**Work to be completed:** Nothing but a number is expected: the count of lines in the data below that include "component".

● ● ● ●

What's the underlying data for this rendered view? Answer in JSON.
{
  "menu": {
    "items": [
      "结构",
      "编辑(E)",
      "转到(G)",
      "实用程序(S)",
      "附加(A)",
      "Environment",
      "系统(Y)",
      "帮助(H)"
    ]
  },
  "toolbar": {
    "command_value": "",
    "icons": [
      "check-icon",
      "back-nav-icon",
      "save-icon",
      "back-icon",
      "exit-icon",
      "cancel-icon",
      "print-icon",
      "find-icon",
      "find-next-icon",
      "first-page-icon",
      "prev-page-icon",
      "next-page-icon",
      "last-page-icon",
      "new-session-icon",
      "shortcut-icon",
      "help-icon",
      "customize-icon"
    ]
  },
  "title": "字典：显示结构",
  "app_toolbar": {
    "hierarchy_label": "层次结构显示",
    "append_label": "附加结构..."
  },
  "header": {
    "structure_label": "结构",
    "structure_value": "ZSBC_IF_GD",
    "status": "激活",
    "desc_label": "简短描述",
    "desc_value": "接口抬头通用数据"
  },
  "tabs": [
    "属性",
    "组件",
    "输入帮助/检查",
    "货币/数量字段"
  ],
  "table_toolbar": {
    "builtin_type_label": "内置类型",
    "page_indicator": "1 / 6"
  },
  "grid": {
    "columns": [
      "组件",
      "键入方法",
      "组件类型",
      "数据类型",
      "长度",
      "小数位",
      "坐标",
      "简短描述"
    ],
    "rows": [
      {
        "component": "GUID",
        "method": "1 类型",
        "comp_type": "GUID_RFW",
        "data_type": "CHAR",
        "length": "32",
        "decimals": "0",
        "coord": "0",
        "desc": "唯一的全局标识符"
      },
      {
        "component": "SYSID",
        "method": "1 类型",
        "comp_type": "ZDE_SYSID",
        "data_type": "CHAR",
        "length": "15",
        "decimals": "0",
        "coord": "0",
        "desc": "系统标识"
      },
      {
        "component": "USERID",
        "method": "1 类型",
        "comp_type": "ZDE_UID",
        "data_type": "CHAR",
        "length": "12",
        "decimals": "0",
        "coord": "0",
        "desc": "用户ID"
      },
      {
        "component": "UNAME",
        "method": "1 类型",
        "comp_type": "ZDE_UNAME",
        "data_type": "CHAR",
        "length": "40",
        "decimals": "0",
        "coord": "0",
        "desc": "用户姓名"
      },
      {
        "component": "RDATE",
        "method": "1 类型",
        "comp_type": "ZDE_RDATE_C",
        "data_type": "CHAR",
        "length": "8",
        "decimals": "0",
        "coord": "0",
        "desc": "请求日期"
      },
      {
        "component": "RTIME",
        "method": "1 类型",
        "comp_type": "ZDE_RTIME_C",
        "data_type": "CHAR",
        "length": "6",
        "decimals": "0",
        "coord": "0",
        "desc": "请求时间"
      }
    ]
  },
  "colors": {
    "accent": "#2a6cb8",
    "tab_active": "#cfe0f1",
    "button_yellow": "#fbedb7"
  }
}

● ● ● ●

**Result of this exercise:** 6